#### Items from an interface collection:
[Start of Attachment]

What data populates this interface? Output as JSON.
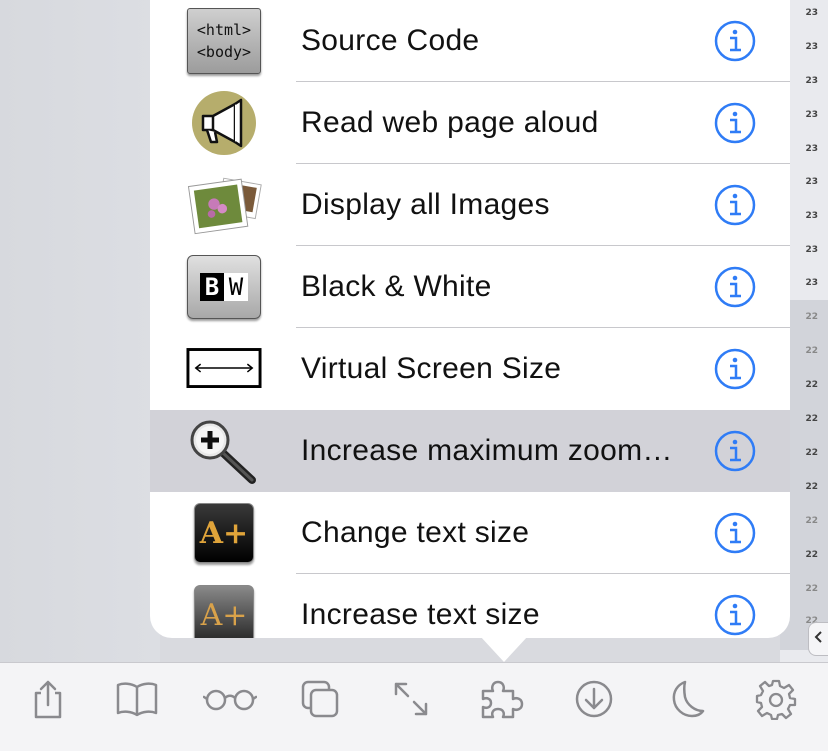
{
  "background_page": {
    "row_labels": [
      "23",
      "23",
      "23",
      "23",
      "23",
      "23",
      "23",
      "23",
      "23",
      "22",
      "22",
      "22",
      "22",
      "22",
      "22",
      "22",
      "22",
      "22",
      "22"
    ]
  },
  "menu": {
    "items": [
      {
        "label": "Source Code",
        "icon": "source-code-icon",
        "icon_text_top": "<html>",
        "icon_text_bottom": "<body>"
      },
      {
        "label": "Read web page aloud",
        "icon": "megaphone-icon"
      },
      {
        "label": "Display all Images",
        "icon": "photos-icon"
      },
      {
        "label": "Black & White",
        "icon": "black-white-icon",
        "icon_text_left": "B",
        "icon_text_right": "W"
      },
      {
        "label": "Virtual Screen Size",
        "icon": "screen-size-icon"
      },
      {
        "label": "Increase maximum zoom…",
        "icon": "magnifier-plus-icon",
        "highlighted": true
      },
      {
        "label": "Change text size",
        "icon": "text-size-icon",
        "icon_text": "A+"
      },
      {
        "label": "Increase text size",
        "icon": "increase-text-size-icon",
        "icon_text": "A+"
      }
    ],
    "info_icon": "info-icon",
    "accent_color": "#2f7cf6"
  },
  "toolbar": {
    "buttons": [
      "share-icon",
      "bookmarks-icon",
      "reading-list-icon",
      "tabs-icon",
      "fullscreen-icon",
      "extensions-icon",
      "download-icon",
      "night-mode-icon",
      "settings-icon"
    ],
    "icon_color": "#8a8a8e"
  }
}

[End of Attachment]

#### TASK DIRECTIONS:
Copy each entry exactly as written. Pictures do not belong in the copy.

#### OUTPUT OF THE TASK:
What data populates this interface? Output as JSON.
{
  "background_page": {
    "row_labels": [
      "23",
      "23",
      "23",
      "23",
      "23",
      "23",
      "23",
      "23",
      "23",
      "22",
      "22",
      "22",
      "22",
      "22",
      "22",
      "22",
      "22",
      "22",
      "22"
    ]
  },
  "menu": {
    "items": [
      {
        "label": "Source Code",
        "icon": "source-code-icon",
        "icon_text_top": "<html>",
        "icon_text_bottom": "<body>"
      },
      {
        "label": "Read web page aloud",
        "icon": "megaphone-icon"
      },
      {
        "label": "Display all Images",
        "icon": "photos-icon"
      },
      {
        "label": "Black & White",
        "icon": "black-white-icon",
        "icon_text_left": "B",
        "icon_text_right": "W"
      },
      {
        "label": "Virtual Screen Size",
        "icon": "screen-size-icon"
      },
      {
        "label": "Increase maximum zoom…",
        "icon": "magnifier-plus-icon",
        "highlighted": true
      },
      {
        "label": "Change text size",
        "icon": "text-size-icon",
        "icon_text": "A+"
      },
      {
        "label": "Increase text size",
        "icon": "increase-text-size-icon",
        "icon_text": "A+"
      }
    ],
    "info_icon": "info-icon",
    "accent_color": "#2f7cf6"
  },
  "toolbar": {
    "buttons": [
      "share-icon",
      "bookmarks-icon",
      "reading-list-icon",
      "tabs-icon",
      "fullscreen-icon",
      "extensions-icon",
      "download-icon",
      "night-mode-icon",
      "settings-icon"
    ],
    "icon_color": "#8a8a8e"
  }
}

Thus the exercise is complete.